Authors: David G. Andersen, Hari Balakrishnan, M. Frans Kaashoek, Robert Morris
Venue: Proc. 18th ACM SOSP, Banff, Canada, October 2001
The paper describes the design and implementation of an overlay network that can be used to subvert the underlying default IP routing. A RON is a set of nodes that cooperate to select the best overlay path to route traffic over given an application's requirements. The application links to the RON library and uses the library's functions to send and receive traffic. Each RON node monitors the connection quality to every other node in the network, and uses that information to best route traffic.
There is no authentication in RON, and all nodes have to implicitly trust each other. However, RON does provide the ability for node providers to specify complex policies on what traffic to accept (constrained by the lack of authentication). But without authentication, it would be difficult to bill any particular entity for traffic, an important aspect given that RON nodes need to be quite powerful.

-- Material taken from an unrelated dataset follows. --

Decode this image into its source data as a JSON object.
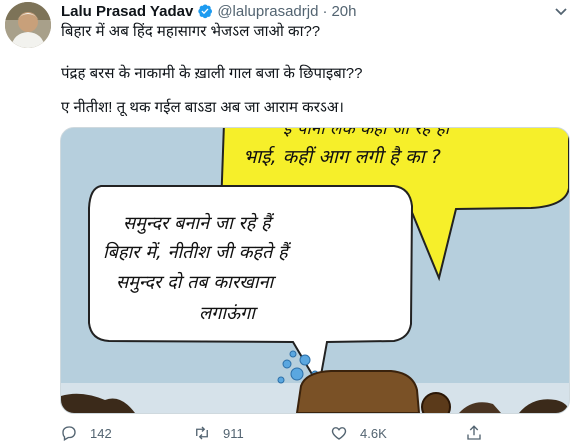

Apparently, a route diversion of only one hop has been found to achieve quite a significant boost in performance and to solve most of the problems, and it was found that routing over RON has enabled connectivity recovery in less than 20s, much faster than BGP reconvergence.
RON does not scale well, and so RONs need to be limited in size to about 50. The scalability bottleneck is due to the fact that each node does quite a bit of monitoring on various paths and maintains a large database. However, there have been follow ups to the work that try to improve on the scalability.